The good news is the striped bass fishing in the lake and the trout fishing in the Cumberland River below Wolf Creek Dam should return to their former excellence in just a few years.

Through the years, the Ohio River produced many large blue, channel and flathead catfish. This year we will know the results of a multi-state study of trophy catfish in the Ohio River. Some anglers grew concerned about overharvest of large catfish in the river by commercial anglers over the past several years. This report will help with future catfish management plans on the river and ensure trophy catfish remain.

The most ominous threat to great fishing swims in Kentucky waters. Asian carp, mainly bighead and silver carp, escaped from fish farms in the flood plains of the Arkansas, White and Mississippi rivers in Arkansas during huge floods in the 1970s and 1990s. They migrated up the Mississippi River, into the Ohio and eventually up the Green, Kentucky, Salt and Licking rivers. They also made their way into Kentucky Lake and Lake Barkley.

Asian carp threaten Kentucky’s native fish populations because they eat the same small organisms when young. These fish are very prolific and produce millions of eggs. Asian carp easily adapt to almost any body of water and displace fish native to Kentucky.

Anglers may unintentionally spread Asian carp when they gather live bait for fishing and move it to another water body. Young Asian carp look similar to native shad or skipjack herring often used as bait for striped bass, black bass and catfish. Anglers who release their unused bait into another body of water may accidentally cause future harm to that lake, river or stream.

The Kentucky Department of Fish and Wildlife Resources (KDFWR) is gathering public input on a regulation to restrict the movement of all live baitfish from one body of water to another. Kentucky Fish and Wildlife also will examine potential regulatory restrictions regarding the movement of the four Asian carp species, bighead, silver, black and grass carp (except for triploid grass carp used for vegetation control in small lakes and ponds).

These proposals will be based on public input KDFWR receives through discussions with the public. Please give us your feedback about these regulations to protect the sport fishing, commercial fishing and boating industries by visiting and answering our short questionnaire. I hope all Kentuckians enjoy great fishing in 2013.

— Dr. Jonathan Gassett

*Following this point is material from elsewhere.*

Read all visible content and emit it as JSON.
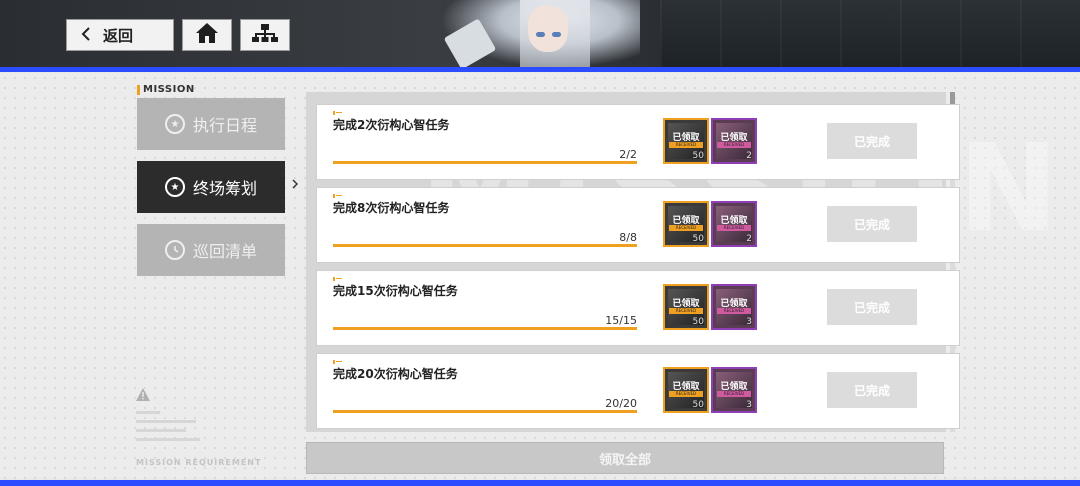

A person shall not enter upon the lands of another to hunt, fish or trap without the oral or written permission of the landowner, tenant or person who has authority to grant permission. Those who fail to obtain permission are subject to arrest and prosecution. Railroad tracks and rights of way are privately owned property and permission to hunt, fish or trap must be obtained prior to entry. (KRS 150:192)